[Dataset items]
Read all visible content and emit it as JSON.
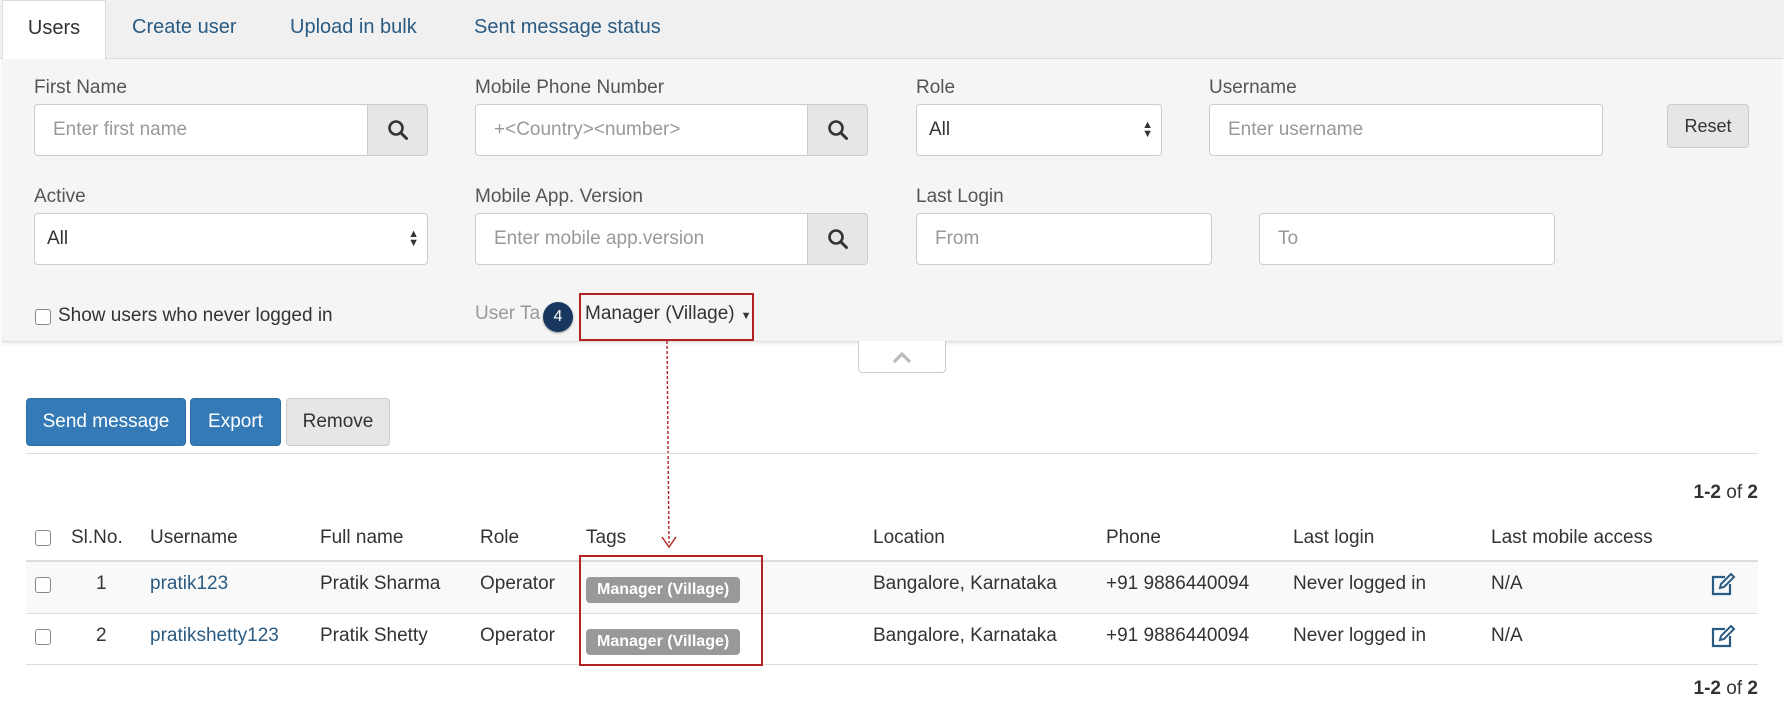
{
  "tabs": [
    {
      "label": "Users",
      "active": true
    },
    {
      "label": "Create user",
      "active": false
    },
    {
      "label": "Upload in bulk",
      "active": false
    },
    {
      "label": "Sent message status",
      "active": false
    }
  ],
  "filters": {
    "first_name": {
      "label": "First Name",
      "placeholder": "Enter first name"
    },
    "mobile_phone": {
      "label": "Mobile Phone Number",
      "placeholder": "+<Country><number>"
    },
    "role": {
      "label": "Role",
      "value": "All"
    },
    "username": {
      "label": "Username",
      "placeholder": "Enter username"
    },
    "reset_label": "Reset",
    "active": {
      "label": "Active",
      "value": "All"
    },
    "mobile_app_version": {
      "label": "Mobile App. Version",
      "placeholder": "Enter mobile app.version"
    },
    "last_login": {
      "label": "Last Login",
      "from_placeholder": "From",
      "to_placeholder": "To"
    },
    "never_logged_in_label": "Show users who never logged in",
    "user_tag": {
      "label": "User Ta",
      "value": "Manager (Village)"
    }
  },
  "callout": {
    "step": "4"
  },
  "actions": {
    "send_message": "Send message",
    "export": "Export",
    "remove": "Remove"
  },
  "pagination": {
    "range": "1-2",
    "of_text": "of",
    "total": "2"
  },
  "table": {
    "headers": {
      "slno": "Sl.No.",
      "username": "Username",
      "full_name": "Full name",
      "role": "Role",
      "tags": "Tags",
      "location": "Location",
      "phone": "Phone",
      "last_login": "Last login",
      "last_mobile_access": "Last mobile access"
    },
    "rows": [
      {
        "slno": "1",
        "username": "pratik123",
        "full_name": "Pratik Sharma",
        "role": "Operator",
        "tag": "Manager (Village)",
        "location": "Bangalore, Karnataka",
        "phone": "+91 9886440094",
        "last_login": "Never logged in",
        "last_mobile_access": "N/A"
      },
      {
        "slno": "2",
        "username": "pratikshetty123",
        "full_name": "Pratik Shetty",
        "role": "Operator",
        "tag": "Manager (Village)",
        "location": "Bangalore, Karnataka",
        "phone": "+91 9886440094",
        "last_login": "Never logged in",
        "last_mobile_access": "N/A"
      }
    ]
  },
  "icons": {
    "search": "search-icon",
    "edit": "edit-icon",
    "chevron_up": "chevron-up-icon",
    "caret_down": "caret-down-icon"
  },
  "colors": {
    "primary": "#337ab7",
    "link": "#2a5b83",
    "callout": "#b22222",
    "badge": "#17375e",
    "tag": "#999999"
  }
}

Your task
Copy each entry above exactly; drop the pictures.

Finished exercise
Read all visible content and emit it as JSON.
{
  "tabs": [
    {
      "label": "Users",
      "active": true
    },
    {
      "label": "Create user",
      "active": false
    },
    {
      "label": "Upload in bulk",
      "active": false
    },
    {
      "label": "Sent message status",
      "active": false
    }
  ],
  "filters": {
    "first_name": {
      "label": "First Name",
      "placeholder": "Enter first name"
    },
    "mobile_phone": {
      "label": "Mobile Phone Number",
      "placeholder": "+<Country><number>"
    },
    "role": {
      "label": "Role",
      "value": "All"
    },
    "username": {
      "label": "Username",
      "placeholder": "Enter username"
    },
    "reset_label": "Reset",
    "active": {
      "label": "Active",
      "value": "All"
    },
    "mobile_app_version": {
      "label": "Mobile App. Version",
      "placeholder": "Enter mobile app.version"
    },
    "last_login": {
      "label": "Last Login",
      "from_placeholder": "From",
      "to_placeholder": "To"
    },
    "never_logged_in_label": "Show users who never logged in",
    "user_tag": {
      "label": "User Ta",
      "value": "Manager (Village)"
    }
  },
  "callout": {
    "step": "4"
  },
  "actions": {
    "send_message": "Send message",
    "export": "Export",
    "remove": "Remove"
  },
  "pagination": {
    "range": "1-2",
    "of_text": "of",
    "total": "2"
  },
  "table": {
    "headers": {
      "slno": "Sl.No.",
      "username": "Username",
      "full_name": "Full name",
      "role": "Role",
      "tags": "Tags",
      "location": "Location",
      "phone": "Phone",
      "last_login": "Last login",
      "last_mobile_access": "Last mobile access"
    },
    "rows": [
      {
        "slno": "1",
        "username": "pratik123",
        "full_name": "Pratik Sharma",
        "role": "Operator",
        "tag": "Manager (Village)",
        "location": "Bangalore, Karnataka",
        "phone": "+91 9886440094",
        "last_login": "Never logged in",
        "last_mobile_access": "N/A"
      },
      {
        "slno": "2",
        "username": "pratikshetty123",
        "full_name": "Pratik Shetty",
        "role": "Operator",
        "tag": "Manager (Village)",
        "location": "Bangalore, Karnataka",
        "phone": "+91 9886440094",
        "last_login": "Never logged in",
        "last_mobile_access": "N/A"
      }
    ]
  },
  "icons": {
    "search": "search-icon",
    "edit": "edit-icon",
    "chevron_up": "chevron-up-icon",
    "caret_down": "caret-down-icon"
  },
  "colors": {
    "primary": "#337ab7",
    "link": "#2a5b83",
    "callout": "#b22222",
    "badge": "#17375e",
    "tag": "#999999"
  }
}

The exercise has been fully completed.